    It’s good that everyone thinks everything back to normal now … (almost everyone … ask developers and builders)

      • People are quietly eating the loss, hoping for better days ahead. There still is a lot of arrogance from vendors out there.

  3. SQM reporting is like the fake moans and the dirty-dirty talk Reusa hears at his relo parties: Come on big spender.. blow your wad… of cash.

  4. Start getting your bulltish paperwork in order as that’s now the minimum requirement to qualify. What Royal Commission? This was also on prime time 7 news, written as an encouragement piece to enlighten the masses.


    ‘Those who were most likely to lie on their applications were people who had been rejected for loans twice or more, with 76 per cent saying they had provided false information.
    People who had bought more than one property over the last year were also quite likely to fudge their figures, with 63 per cent admitting to doing so.’

    • All reported income should count the maximum amount you can borrow, to prove you are smart enough to borrow even more than that. That’s how leverage works.

      [email protected] Destroys Profits!

    • Ronin8317MEMBER

      The court have ruled that the responsible lending law is unenforceable. That, more than the Royal Commission, is what open the floodgate.

      • Moreover, the Treasurer (btw, is “Treasurer” derives from “Top Usurer”? “Top Reassurer”?) has declared that enforcing responsible lending is actually irresponsible!

        The obvious outcomes follow.

  5. The Traveling Wilbur

    You know what? This, and the last couple of weeks’ events, do prove the Government was entirely correct all this time about the Royal Commission. 100% right.

    There was absolutely no point in having it.
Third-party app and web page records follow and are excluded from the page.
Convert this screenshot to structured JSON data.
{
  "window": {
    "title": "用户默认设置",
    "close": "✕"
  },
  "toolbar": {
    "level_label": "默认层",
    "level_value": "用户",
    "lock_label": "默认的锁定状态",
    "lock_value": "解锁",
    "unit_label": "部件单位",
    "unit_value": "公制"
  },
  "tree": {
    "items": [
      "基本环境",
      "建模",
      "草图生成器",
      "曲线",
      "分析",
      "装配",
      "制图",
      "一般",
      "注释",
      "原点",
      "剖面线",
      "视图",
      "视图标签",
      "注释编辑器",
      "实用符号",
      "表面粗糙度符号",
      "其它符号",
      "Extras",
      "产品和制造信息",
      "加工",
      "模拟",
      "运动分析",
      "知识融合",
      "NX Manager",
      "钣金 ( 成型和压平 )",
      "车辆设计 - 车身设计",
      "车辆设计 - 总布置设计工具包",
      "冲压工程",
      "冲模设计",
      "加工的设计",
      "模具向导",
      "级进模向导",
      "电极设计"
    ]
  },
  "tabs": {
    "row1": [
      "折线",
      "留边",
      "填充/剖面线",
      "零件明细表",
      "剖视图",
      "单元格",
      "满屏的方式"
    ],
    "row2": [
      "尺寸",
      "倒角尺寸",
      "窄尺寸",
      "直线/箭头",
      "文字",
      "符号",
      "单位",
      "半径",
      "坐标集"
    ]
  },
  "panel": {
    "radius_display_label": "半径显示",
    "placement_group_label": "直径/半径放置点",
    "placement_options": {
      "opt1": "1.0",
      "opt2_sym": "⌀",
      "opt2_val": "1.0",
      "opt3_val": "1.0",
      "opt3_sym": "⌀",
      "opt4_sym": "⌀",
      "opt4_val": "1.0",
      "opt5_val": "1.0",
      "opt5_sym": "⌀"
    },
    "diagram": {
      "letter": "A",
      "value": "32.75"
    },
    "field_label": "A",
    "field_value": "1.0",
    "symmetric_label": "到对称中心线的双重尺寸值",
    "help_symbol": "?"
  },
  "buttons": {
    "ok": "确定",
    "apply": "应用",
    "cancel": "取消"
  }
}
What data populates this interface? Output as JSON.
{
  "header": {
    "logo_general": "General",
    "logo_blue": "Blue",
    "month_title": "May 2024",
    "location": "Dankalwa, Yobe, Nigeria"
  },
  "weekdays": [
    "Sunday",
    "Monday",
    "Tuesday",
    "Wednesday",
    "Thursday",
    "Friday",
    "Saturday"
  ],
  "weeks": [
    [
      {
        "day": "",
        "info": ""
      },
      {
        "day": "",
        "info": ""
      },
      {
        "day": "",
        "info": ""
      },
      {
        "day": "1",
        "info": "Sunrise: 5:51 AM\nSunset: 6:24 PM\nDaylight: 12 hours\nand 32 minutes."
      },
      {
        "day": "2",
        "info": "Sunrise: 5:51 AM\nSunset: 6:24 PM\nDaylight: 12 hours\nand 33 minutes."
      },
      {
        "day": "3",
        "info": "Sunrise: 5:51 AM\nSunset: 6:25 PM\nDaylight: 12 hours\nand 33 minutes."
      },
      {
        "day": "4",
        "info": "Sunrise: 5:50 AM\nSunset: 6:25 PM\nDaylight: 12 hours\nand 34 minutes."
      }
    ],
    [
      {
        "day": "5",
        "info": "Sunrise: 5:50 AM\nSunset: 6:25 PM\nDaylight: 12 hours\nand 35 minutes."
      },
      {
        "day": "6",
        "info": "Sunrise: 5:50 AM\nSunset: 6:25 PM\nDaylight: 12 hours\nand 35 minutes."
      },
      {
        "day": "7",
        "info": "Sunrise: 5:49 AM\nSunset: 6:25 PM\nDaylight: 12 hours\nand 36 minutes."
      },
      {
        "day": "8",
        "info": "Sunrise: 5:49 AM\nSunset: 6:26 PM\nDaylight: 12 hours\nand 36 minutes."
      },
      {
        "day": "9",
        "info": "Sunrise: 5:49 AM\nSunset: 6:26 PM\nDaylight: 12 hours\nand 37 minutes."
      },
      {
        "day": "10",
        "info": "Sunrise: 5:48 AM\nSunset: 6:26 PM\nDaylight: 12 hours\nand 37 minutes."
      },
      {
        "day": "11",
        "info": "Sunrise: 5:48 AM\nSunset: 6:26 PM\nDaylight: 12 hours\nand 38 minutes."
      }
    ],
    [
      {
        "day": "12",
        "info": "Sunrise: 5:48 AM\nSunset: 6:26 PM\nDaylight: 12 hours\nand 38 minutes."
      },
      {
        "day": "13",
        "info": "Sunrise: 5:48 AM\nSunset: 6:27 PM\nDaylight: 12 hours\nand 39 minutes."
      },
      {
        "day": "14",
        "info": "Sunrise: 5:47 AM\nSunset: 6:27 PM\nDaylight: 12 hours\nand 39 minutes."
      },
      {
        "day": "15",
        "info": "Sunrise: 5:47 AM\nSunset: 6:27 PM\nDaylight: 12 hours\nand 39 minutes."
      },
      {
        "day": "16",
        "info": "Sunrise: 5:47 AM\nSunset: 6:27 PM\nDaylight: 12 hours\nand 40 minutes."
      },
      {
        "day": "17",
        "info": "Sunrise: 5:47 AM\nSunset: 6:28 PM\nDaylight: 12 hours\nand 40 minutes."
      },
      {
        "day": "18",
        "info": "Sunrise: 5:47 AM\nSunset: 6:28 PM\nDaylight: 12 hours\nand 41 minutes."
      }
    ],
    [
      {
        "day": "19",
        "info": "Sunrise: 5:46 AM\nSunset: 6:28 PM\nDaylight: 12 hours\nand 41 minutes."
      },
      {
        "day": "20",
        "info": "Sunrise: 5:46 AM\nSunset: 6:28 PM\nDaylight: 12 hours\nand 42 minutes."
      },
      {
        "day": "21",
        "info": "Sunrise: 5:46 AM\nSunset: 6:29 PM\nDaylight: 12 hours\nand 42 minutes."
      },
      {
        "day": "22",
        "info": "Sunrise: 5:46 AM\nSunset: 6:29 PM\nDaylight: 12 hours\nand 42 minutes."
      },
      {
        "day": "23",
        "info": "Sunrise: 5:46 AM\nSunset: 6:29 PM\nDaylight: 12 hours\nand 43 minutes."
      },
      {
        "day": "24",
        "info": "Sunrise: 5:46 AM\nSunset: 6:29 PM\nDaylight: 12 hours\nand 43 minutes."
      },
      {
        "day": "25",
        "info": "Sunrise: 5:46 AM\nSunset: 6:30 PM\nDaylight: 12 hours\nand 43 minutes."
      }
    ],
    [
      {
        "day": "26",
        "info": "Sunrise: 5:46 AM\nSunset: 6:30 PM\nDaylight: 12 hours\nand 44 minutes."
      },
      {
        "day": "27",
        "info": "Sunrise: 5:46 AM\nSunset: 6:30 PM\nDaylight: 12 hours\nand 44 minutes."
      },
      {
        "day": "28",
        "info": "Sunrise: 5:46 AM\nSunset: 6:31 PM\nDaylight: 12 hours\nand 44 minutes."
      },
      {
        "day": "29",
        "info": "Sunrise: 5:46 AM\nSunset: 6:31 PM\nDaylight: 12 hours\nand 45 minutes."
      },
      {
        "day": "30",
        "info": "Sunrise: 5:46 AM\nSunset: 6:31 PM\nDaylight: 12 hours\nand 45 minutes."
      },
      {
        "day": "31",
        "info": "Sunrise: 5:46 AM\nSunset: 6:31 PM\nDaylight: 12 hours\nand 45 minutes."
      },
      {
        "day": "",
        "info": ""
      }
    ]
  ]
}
  6. It seems like this guy forecasts on a short-term basis only. Surely anyone with half a brain can see that it’s probably not going to be sustained for long. And then what? Drop interest rates another 1%?

    These guys are the ones at the roulette table who won a load of money, then started losing some of it and now are sitting there chanting “it’s going to turn any minute now”. And then when it does slightly they think they are back on a roll again. Except they don’t get to where they were before and then just end up chasing their losses. Except the morons are leveraged to the eyeballs and so the rest of us have to suffer with a banking crisis when it all goes sour.

    • Yout have this backwards mate.

      “Not going to be sustained long” is the refrains that the bears have been singing for well over a decade. And a decade is a long time. A long long time to be wrong.

      Reusa and his friends are expert sustainers. The “boom” is hard. The boom is solid. The viagra is subsidised by the government – think of RBA as the financial Medicare. The levy is on the non-borrowers, though.


  7. Only a complete, total, universal and unconditional capitulation of the bears can end the new housing boom.

    • Well [email protected] it, I’ve capitulated. I want to see daily gains. I want to see credit given to dead people. I want planeloads of people from [email protected] buying 2 apartments in the morning and flying home in the afternoon. I want to see wheelbarrows filled with million-dollar mortgages pushed down George Street. I want kids buying houses for their 16th birthday. I want Gerry Harvey and Aussie John to marry and become our JFK and Jackie O. I want all real estate agents to be knighted. I want Frydenberg on the cover of Time magazine. I want it to be 2015 again, except bigger and boomier and just more [email protected] massive.

      Because wishing for anything else, as it turns out, is just stupid.

      • There you go mate. Doesn’t it feel better.

        But now you must prove your conversion to the dark side. Eat your children and take your place next to Reusa. Together, you can rule the universe!

      • You’re fulfilling your destiny, Brett. Become my apprentice. Learn to use the Moron Side of the Force.

      • Ronin8317MEMBER

        Now you understand what Winston Smith is going through on the final page of the novel 1984.

        ”But it was all right, everything was all right, the struggle was finished. He had won the victory over himself. He loved Big Brother.”